My parents were poor while raising me, a fact I didn’t discover until I started undergrad and found out I had been living under the poverty level my entire life. I found out it was not normal to live paycheck to paycheck, and that most people at my school never struggled with money the way my family has. My parents were young when they had me, my mom 21 and my dad 20, both coming from immigrant parents and neither one having a clue about anything. Everything I am today is thanks to them and the way they raised me.
Out of all the people I want to be, my parents are my biggest role models. I’ve seen the way theirs lives have unfolded, with the failures and success, with the lowest of lows and coming out much stronger and capable. They are still on their paths, but they’ve set themselves up to succeed, which could’ve only happened after all their hard work and learning. That’s what I’ve been trying to do for myself too.
I know my fears are the fears of every graduate out there, no matter from high school, undergrad, or beyond. Out of everyone I talk to, no one has a clue about life after school. Maybe like a couple here and there who have internships, but for the most part, everyone is trying to figure it out. I’ve gotten this far because of my obsessive one-track passion for writing, and the hard work that no longer feels like hard work at all. I know that now all I can do is make goals for myself and try to accomplish those while finding the confidence to do it along the way.
So, here’s to all the new graduates (including myself): I do not wish you luck, because only a very few are lucky. I wish you the confidence and ambition to pursue your dreams and to give up when it’s not working out. When you fail, because everyone does at some point, have the courage to try again or start a new path. Either way, keep moving forward and onward, because it’s the only direction you can let yourself go.
*originally published on email@example.com
# of people with degrees

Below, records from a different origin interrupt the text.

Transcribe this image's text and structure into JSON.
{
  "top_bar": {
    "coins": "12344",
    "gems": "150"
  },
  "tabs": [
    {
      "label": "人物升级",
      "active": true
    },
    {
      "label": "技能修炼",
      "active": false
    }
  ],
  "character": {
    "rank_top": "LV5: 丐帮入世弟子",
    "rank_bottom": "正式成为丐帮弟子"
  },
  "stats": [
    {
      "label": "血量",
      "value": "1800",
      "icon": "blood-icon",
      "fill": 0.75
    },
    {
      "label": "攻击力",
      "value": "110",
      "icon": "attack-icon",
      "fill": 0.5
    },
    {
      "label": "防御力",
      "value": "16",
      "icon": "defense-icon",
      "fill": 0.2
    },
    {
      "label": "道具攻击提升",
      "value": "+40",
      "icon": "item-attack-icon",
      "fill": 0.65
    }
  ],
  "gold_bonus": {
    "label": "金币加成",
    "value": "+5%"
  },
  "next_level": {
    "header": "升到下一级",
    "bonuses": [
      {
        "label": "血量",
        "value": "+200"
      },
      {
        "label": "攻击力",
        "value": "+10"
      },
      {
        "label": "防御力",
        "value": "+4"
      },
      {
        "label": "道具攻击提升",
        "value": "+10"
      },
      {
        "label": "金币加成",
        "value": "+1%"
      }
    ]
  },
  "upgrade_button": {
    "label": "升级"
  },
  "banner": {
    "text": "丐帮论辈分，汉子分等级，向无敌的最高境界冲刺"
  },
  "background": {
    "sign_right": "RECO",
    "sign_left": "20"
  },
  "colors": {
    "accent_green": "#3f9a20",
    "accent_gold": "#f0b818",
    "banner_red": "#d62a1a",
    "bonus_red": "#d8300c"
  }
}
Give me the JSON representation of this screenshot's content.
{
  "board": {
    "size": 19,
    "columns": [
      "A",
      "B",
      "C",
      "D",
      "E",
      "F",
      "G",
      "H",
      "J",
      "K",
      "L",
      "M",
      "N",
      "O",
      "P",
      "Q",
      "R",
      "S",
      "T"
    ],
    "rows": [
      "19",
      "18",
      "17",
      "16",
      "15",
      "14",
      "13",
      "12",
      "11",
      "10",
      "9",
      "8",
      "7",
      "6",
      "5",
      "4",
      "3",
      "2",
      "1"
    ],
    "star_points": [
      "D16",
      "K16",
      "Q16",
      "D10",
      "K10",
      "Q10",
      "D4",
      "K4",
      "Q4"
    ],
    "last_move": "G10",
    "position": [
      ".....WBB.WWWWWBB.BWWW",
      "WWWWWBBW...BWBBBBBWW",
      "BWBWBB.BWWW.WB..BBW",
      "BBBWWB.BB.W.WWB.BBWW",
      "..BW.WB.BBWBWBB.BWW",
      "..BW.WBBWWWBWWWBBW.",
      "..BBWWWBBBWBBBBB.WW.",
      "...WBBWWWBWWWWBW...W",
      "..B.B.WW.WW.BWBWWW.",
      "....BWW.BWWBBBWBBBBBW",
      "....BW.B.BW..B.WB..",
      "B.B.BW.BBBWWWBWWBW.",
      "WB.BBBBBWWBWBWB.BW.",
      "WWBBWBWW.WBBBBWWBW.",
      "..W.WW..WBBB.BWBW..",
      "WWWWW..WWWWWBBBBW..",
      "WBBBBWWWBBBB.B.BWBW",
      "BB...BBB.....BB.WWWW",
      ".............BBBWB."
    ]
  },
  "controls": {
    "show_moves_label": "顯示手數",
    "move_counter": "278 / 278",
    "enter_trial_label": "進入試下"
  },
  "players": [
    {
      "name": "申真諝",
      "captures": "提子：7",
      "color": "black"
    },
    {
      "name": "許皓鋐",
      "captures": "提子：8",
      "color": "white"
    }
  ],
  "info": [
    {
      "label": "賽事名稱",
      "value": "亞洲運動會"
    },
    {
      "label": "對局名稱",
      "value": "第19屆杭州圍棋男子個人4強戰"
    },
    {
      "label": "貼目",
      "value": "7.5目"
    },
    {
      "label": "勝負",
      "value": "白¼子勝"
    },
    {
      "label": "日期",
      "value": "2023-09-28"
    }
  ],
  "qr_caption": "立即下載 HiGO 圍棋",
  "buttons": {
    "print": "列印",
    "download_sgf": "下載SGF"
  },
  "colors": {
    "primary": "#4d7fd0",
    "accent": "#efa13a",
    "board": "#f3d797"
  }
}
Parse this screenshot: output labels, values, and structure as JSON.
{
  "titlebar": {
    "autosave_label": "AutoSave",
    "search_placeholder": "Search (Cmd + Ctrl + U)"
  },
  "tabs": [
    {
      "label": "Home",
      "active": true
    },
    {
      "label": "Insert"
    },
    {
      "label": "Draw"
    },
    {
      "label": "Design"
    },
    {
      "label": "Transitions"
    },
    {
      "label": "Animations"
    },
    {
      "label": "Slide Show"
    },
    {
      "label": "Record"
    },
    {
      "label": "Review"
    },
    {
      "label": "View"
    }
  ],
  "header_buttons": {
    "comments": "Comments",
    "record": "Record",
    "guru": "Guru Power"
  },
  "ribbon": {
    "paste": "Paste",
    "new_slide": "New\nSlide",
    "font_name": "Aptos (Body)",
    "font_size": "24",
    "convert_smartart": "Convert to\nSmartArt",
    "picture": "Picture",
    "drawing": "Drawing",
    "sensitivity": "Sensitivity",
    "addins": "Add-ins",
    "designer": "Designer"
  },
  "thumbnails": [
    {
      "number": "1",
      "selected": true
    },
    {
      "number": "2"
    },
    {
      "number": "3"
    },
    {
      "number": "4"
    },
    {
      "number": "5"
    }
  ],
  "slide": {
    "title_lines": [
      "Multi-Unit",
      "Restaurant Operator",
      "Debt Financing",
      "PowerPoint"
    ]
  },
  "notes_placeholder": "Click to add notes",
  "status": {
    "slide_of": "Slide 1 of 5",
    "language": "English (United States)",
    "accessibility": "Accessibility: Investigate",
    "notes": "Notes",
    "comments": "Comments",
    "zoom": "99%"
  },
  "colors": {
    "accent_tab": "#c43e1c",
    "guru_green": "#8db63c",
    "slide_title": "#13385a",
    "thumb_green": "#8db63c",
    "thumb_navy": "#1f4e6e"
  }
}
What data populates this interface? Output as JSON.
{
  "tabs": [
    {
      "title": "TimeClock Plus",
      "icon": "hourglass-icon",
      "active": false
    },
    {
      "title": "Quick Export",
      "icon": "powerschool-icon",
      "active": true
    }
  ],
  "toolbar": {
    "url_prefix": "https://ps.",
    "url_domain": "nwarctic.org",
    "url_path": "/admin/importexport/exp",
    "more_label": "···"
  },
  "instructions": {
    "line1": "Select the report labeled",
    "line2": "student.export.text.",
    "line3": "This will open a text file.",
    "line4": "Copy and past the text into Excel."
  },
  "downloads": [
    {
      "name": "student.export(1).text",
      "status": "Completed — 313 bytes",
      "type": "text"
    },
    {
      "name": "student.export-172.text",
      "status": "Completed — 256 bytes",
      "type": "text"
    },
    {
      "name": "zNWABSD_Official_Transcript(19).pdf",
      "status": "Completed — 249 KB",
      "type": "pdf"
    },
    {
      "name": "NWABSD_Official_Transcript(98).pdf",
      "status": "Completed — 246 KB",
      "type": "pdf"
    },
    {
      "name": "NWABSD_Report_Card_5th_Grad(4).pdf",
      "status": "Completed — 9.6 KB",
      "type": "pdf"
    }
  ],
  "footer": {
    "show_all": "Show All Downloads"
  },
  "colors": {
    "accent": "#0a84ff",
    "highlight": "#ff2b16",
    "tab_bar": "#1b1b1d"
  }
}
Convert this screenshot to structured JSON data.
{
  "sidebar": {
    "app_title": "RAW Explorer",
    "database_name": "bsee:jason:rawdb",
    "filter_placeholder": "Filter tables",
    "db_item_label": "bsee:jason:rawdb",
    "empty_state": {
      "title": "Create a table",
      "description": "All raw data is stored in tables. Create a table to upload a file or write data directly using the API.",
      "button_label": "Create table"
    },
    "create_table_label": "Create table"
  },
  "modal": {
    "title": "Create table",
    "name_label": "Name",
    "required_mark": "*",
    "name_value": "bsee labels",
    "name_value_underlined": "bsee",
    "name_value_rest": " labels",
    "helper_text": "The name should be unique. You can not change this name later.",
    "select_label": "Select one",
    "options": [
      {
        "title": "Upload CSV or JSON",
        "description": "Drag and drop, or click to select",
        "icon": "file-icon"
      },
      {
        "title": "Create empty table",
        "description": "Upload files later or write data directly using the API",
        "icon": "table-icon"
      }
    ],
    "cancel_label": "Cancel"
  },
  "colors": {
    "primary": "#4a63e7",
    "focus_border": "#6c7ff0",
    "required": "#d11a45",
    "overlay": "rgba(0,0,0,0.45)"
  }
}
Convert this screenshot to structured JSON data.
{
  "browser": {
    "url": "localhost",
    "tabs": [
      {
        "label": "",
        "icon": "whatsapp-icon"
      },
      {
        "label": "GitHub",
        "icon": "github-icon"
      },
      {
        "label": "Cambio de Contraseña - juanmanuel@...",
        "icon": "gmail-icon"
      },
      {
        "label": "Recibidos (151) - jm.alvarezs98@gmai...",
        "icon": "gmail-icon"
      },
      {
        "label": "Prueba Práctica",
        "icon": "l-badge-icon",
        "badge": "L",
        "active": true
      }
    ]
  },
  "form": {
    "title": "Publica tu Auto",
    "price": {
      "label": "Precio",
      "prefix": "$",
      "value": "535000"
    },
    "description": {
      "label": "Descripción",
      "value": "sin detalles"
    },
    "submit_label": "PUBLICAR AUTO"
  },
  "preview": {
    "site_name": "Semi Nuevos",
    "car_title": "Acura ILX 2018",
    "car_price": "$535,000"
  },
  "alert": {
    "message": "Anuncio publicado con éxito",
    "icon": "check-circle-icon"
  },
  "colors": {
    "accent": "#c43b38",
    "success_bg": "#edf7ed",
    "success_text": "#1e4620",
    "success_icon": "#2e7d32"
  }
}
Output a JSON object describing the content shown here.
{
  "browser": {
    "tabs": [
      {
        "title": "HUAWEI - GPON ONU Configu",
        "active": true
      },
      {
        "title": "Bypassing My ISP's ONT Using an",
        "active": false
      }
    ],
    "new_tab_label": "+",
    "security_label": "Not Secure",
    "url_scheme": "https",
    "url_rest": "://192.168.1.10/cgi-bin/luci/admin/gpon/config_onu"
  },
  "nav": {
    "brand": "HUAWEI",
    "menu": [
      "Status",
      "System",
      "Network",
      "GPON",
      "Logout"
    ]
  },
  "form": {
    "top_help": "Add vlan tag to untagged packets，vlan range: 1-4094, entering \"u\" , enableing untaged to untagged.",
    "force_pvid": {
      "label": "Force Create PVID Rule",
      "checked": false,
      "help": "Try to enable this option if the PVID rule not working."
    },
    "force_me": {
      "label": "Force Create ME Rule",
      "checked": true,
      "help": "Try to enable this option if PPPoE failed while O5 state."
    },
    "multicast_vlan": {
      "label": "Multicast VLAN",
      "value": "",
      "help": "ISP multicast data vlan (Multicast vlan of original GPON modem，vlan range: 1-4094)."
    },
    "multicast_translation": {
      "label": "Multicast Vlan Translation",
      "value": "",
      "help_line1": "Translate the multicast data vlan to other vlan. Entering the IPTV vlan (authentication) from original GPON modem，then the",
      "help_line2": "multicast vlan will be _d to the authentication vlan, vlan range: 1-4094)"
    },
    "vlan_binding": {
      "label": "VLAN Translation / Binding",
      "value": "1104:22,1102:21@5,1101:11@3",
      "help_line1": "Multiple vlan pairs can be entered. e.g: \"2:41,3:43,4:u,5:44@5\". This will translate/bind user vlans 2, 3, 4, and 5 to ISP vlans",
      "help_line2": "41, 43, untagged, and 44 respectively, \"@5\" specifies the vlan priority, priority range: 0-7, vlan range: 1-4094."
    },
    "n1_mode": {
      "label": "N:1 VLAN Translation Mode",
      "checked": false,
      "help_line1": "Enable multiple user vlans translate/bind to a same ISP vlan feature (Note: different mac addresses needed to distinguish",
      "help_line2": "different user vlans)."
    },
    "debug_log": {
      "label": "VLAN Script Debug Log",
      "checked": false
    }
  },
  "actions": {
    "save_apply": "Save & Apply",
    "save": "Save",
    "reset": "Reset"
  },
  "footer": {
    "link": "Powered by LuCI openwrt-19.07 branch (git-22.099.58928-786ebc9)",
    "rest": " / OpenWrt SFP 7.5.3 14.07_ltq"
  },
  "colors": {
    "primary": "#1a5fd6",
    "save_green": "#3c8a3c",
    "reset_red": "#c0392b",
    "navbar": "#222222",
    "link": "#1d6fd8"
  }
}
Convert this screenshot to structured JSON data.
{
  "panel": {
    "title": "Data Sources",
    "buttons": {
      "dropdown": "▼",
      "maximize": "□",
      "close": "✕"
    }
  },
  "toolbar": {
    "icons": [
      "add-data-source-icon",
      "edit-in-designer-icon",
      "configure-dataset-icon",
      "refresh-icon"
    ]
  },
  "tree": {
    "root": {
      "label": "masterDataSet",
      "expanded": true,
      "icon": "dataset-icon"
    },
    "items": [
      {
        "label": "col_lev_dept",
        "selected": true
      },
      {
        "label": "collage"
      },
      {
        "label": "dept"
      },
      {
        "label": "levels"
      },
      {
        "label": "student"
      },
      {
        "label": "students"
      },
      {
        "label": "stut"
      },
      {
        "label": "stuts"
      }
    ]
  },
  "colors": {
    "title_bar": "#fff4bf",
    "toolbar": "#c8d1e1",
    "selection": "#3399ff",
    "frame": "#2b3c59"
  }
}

10 Ways to Build Confidence
Why Women Don't Apply for Jobs Unless They're 100% Qualified
Stanford researchers: ‘Follow your passion’ advice could make you less successful